### WORK TASK
All records below must be written out exactly, with the pictures excluded.
--- MATERIAL PROVIDED Enclosed Below ---
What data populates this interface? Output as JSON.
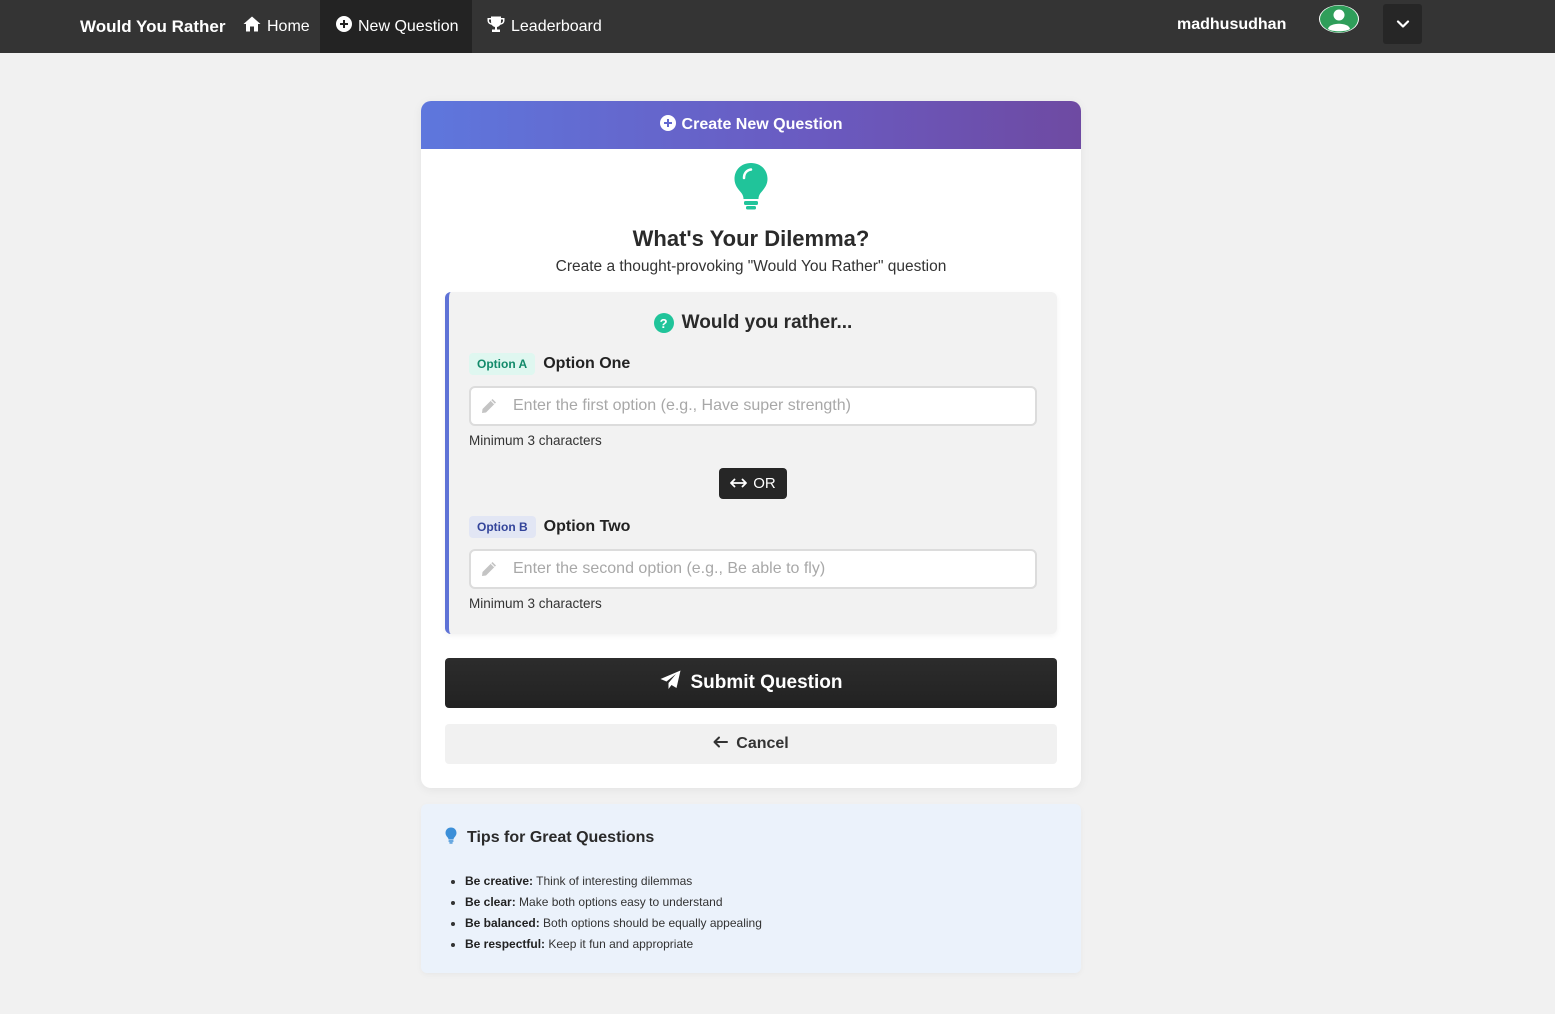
{
  "nav": {
    "brand": "Would You Rather",
    "links": [
      {
        "label": "Home",
        "icon": "home-icon"
      },
      {
        "label": "New Question",
        "icon": "plus-circle-icon",
        "active": true
      },
      {
        "label": "Leaderboard",
        "icon": "trophy-icon"
      }
    ],
    "username": "madhusudhan"
  },
  "card": {
    "header_title": "Create New Question",
    "title": "What's Your Dilemma?",
    "subtitle": "Create a thought-provoking \"Would You Rather\" question",
    "prompt": "Would you rather...",
    "option_a": {
      "badge": "Option A",
      "label": "Option One",
      "placeholder": "Enter the first option (e.g., Have super strength)",
      "value": "",
      "hint": "Minimum 3 characters"
    },
    "or_label": "OR",
    "option_b": {
      "badge": "Option B",
      "label": "Option Two",
      "placeholder": "Enter the second option (e.g., Be able to fly)",
      "value": "",
      "hint": "Minimum 3 characters"
    },
    "submit_label": "Submit Question",
    "cancel_label": "Cancel"
  },
  "tips": {
    "title": "Tips for Great Questions",
    "items": [
      {
        "term": "Be creative:",
        "text": "Think of interesting dilemmas"
      },
      {
        "term": "Be clear:",
        "text": "Make both options easy to understand"
      },
      {
        "term": "Be balanced:",
        "text": "Both options should be equally appealing"
      },
      {
        "term": "Be respectful:",
        "text": "Keep it fun and appropriate"
      }
    ]
  },
  "colors": {
    "navbar": "#343434",
    "accent_teal": "#20c49a",
    "accent_indigo": "#5e72d6",
    "header_gradient_start": "#5e77dd",
    "header_gradient_end": "#6e4aa2",
    "tips_bg": "#ebf2fb"
  }
}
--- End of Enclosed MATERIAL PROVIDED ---
### OUTPUT
What data populates this interface? Output as JSON.
{
  "nav": {
    "brand": "Would You Rather",
    "links": [
      {
        "label": "Home",
        "icon": "home-icon"
      },
      {
        "label": "New Question",
        "icon": "plus-circle-icon",
        "active": true
      },
      {
        "label": "Leaderboard",
        "icon": "trophy-icon"
      }
    ],
    "username": "madhusudhan"
  },
  "card": {
    "header_title": "Create New Question",
    "title": "What's Your Dilemma?",
    "subtitle": "Create a thought-provoking \"Would You Rather\" question",
    "prompt": "Would you rather...",
    "option_a": {
      "badge": "Option A",
      "label": "Option One",
      "placeholder": "Enter the first option (e.g., Have super strength)",
      "value": "",
      "hint": "Minimum 3 characters"
    },
    "or_label": "OR",
    "option_b": {
      "badge": "Option B",
      "label": "Option Two",
      "placeholder": "Enter the second option (e.g., Be able to fly)",
      "value": "",
      "hint": "Minimum 3 characters"
    },
    "submit_label": "Submit Question",
    "cancel_label": "Cancel"
  },
  "tips": {
    "title": "Tips for Great Questions",
    "items": [
      {
        "term": "Be creative:",
        "text": "Think of interesting dilemmas"
      },
      {
        "term": "Be clear:",
        "text": "Make both options easy to understand"
      },
      {
        "term": "Be balanced:",
        "text": "Both options should be equally appealing"
      },
      {
        "term": "Be respectful:",
        "text": "Keep it fun and appropriate"
      }
    ]
  },
  "colors": {
    "navbar": "#343434",
    "accent_teal": "#20c49a",
    "accent_indigo": "#5e72d6",
    "header_gradient_start": "#5e77dd",
    "header_gradient_end": "#6e4aa2",
    "tips_bg": "#ebf2fb"
  }
}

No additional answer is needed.